Sylvester, A.D. (2013) A geometric morphometric analysis of the hominid medial tibial condyle. The Anatomical Record 296:1518-1525. DOI: 10.1002/ar.22762

Kramer, P.A., Sylvester, A.D. (2013) Humans, geometric similarity, and the Froude number: Is “reasonably close” really close enough? Biology Open 2: 111-120. DOI: 10.1242/bio.20122691

Sylvester, A.D., Pfisterer, T. (2012) Quantifying lateral femoral condyle ellipticalness in chimpanzees, gorillas, and humans. American Journal of Physical Anthropology 149:458-467. DOI: 10.1002/ajpa.22144

Auerbach, B.M., Sylvester, A.D. (2011) Allometry and Apparent Paradoxes in Human Limb Proportions: Implications for Scaling Factors. American Journal of Physical Anthropology 144: 382-391. DOI: 10.1002/ajpa.21418

Sylvester, A.D., Kramer, P.A., Jungers, W.L. (2008) Humans are not (quite) isometric. American Journal of Physical Anthropology 137: 371-383. DOI: 10.1002/ajpa.20880

Sylvester, A.D., Merkl, B.C., Mahfouz, M.R. (2008) Assessing A.L. 288-1 femur length using computer-aided three-dimensional reconstruction. Journal of Human Evolution 55: 665-671. DOI: 10.1016/j.jhevol.2008.05.019

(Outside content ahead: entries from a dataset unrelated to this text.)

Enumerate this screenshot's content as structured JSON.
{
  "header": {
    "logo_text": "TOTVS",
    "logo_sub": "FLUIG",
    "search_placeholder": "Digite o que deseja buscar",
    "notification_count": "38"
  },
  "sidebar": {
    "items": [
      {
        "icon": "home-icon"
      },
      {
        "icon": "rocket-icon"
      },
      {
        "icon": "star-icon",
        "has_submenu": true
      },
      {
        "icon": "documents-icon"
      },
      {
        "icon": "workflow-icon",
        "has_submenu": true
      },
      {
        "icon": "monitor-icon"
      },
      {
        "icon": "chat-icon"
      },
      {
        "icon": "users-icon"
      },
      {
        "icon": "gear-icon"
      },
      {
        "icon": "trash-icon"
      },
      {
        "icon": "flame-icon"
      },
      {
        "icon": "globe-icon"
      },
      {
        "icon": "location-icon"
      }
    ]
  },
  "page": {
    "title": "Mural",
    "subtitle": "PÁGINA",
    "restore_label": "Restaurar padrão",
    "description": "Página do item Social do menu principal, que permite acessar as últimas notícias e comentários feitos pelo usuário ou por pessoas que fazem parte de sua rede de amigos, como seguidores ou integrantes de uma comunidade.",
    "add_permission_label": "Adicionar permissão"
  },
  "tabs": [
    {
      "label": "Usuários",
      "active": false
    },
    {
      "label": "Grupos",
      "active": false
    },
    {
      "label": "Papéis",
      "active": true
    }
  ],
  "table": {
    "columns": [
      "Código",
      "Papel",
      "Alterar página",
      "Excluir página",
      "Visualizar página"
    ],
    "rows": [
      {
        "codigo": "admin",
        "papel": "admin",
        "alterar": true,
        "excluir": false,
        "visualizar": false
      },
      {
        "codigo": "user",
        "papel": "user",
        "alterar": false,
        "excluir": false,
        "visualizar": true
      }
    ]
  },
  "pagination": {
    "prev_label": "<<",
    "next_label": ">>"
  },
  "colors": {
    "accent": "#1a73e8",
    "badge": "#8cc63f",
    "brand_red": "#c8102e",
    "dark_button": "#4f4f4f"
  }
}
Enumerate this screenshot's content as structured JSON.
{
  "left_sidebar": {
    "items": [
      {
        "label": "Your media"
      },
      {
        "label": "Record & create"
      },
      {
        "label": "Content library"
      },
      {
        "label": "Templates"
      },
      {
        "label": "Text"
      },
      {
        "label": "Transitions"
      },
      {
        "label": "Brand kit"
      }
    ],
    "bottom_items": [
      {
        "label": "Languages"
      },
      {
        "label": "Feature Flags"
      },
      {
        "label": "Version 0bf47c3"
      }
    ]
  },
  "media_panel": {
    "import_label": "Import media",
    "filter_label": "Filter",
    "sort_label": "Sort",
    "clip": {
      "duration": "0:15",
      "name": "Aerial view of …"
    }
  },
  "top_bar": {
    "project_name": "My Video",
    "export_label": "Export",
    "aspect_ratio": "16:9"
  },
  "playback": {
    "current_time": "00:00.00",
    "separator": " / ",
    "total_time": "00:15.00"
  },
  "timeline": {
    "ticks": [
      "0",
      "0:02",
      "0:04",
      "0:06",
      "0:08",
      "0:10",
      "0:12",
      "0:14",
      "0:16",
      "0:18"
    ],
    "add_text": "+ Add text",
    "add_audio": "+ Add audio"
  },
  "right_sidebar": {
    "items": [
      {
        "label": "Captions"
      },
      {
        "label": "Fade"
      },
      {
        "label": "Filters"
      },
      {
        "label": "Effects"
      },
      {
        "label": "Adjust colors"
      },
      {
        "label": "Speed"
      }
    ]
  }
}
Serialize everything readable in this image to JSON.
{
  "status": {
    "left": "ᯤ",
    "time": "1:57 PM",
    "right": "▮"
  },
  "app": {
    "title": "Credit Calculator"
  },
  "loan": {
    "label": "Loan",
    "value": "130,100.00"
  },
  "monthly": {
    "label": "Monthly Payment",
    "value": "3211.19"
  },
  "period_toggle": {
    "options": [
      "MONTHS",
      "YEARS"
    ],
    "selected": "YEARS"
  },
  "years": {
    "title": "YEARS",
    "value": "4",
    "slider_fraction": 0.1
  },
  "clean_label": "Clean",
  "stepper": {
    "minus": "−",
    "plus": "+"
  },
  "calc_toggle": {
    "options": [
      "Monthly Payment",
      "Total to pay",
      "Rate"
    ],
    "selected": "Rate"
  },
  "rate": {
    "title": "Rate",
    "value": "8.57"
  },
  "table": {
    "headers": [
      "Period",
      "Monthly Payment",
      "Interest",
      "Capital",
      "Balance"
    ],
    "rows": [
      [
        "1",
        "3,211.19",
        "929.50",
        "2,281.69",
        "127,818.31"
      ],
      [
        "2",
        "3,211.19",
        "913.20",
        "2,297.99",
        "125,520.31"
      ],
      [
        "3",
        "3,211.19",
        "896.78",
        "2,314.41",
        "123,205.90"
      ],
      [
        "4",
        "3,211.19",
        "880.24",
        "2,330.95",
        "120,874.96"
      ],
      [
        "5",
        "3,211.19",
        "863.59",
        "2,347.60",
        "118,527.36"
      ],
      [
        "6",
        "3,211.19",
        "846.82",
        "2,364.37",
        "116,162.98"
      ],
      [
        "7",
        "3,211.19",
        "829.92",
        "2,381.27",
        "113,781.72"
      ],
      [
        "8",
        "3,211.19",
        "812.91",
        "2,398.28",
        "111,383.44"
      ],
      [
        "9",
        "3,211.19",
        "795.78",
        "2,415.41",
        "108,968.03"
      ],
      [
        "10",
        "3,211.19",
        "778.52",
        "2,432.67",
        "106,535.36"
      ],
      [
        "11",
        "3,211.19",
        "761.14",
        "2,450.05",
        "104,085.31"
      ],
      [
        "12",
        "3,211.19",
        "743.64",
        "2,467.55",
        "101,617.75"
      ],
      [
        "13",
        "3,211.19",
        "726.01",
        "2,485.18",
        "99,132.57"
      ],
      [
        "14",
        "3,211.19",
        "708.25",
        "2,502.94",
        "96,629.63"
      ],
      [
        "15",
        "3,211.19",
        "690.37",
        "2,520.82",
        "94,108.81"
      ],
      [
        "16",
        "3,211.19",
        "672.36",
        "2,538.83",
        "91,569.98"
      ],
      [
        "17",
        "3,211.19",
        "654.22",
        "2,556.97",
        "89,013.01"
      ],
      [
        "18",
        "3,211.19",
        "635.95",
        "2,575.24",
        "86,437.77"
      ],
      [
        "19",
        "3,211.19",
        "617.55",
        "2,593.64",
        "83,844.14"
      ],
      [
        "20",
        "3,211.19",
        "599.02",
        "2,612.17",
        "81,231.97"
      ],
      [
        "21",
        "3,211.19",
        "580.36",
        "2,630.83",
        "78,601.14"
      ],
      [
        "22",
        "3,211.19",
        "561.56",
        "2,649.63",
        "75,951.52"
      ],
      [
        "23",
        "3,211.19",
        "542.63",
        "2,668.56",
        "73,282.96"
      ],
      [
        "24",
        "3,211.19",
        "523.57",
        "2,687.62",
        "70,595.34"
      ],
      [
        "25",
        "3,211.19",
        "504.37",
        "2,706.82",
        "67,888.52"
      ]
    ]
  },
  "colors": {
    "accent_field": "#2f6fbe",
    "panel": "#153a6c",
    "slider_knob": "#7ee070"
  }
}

Sylvester, A.D. (2006) Locomotor decoupling and the origin of hominin bipedalism. Journal of Theoretical Biology 242(3): 581-590. DOI: 10.1016/j.jtbi.2006.04.016